Exercise objective:
Within the data beneath, some lines may hold the word "color". Give the number of those lines and nothing else.

(The data begins)

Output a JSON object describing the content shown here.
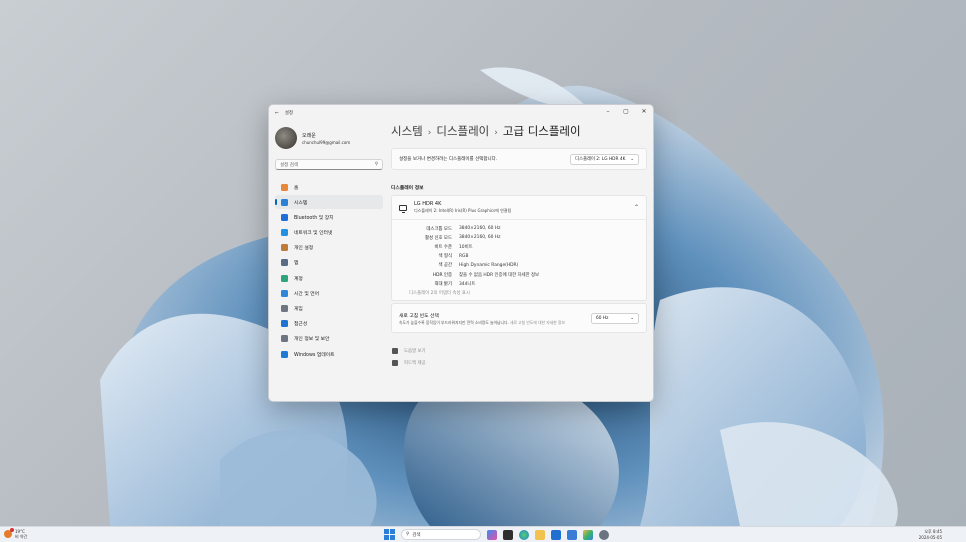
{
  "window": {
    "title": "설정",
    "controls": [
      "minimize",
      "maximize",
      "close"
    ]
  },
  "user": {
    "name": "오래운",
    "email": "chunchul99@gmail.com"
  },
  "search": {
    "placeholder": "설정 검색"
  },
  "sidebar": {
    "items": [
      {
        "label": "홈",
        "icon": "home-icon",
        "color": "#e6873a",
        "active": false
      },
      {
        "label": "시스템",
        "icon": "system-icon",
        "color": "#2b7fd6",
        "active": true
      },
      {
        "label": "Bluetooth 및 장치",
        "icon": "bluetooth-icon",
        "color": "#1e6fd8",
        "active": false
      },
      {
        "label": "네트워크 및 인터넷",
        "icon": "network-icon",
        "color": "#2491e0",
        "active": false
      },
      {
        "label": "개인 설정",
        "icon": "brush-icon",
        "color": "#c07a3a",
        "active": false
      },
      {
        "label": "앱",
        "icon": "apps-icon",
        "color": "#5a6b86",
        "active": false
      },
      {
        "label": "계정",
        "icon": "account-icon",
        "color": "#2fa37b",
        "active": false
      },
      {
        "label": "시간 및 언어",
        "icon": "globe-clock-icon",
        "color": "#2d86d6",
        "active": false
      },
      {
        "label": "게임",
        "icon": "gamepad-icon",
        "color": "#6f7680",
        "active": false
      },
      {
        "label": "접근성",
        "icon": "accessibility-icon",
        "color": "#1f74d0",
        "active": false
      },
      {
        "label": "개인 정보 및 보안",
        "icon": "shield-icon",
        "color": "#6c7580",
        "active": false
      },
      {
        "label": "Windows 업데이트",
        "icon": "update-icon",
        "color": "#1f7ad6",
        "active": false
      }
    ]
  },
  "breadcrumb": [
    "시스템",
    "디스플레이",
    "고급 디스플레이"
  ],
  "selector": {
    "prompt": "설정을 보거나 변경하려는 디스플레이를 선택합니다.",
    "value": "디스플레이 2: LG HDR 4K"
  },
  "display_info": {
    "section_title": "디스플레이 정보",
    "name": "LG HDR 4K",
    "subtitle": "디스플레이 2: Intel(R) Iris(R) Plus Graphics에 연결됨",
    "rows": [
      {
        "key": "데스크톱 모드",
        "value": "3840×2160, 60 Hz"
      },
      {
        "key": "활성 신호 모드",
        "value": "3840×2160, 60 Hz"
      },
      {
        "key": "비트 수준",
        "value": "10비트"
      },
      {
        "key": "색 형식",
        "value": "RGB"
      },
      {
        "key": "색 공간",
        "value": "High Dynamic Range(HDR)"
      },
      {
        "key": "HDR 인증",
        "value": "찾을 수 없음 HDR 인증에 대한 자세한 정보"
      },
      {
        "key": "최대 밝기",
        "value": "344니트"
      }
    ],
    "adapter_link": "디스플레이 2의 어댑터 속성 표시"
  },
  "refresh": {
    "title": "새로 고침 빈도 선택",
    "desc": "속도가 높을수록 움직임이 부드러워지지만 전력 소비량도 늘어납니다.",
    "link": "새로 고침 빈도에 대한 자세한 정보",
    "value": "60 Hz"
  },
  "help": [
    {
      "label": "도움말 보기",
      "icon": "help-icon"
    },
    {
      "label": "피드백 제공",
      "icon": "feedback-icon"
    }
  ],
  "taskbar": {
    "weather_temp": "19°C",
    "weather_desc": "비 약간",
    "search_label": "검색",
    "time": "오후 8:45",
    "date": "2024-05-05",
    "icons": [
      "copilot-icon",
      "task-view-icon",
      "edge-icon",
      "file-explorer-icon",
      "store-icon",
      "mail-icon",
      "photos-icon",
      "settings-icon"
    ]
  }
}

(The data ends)

Solved problem:
12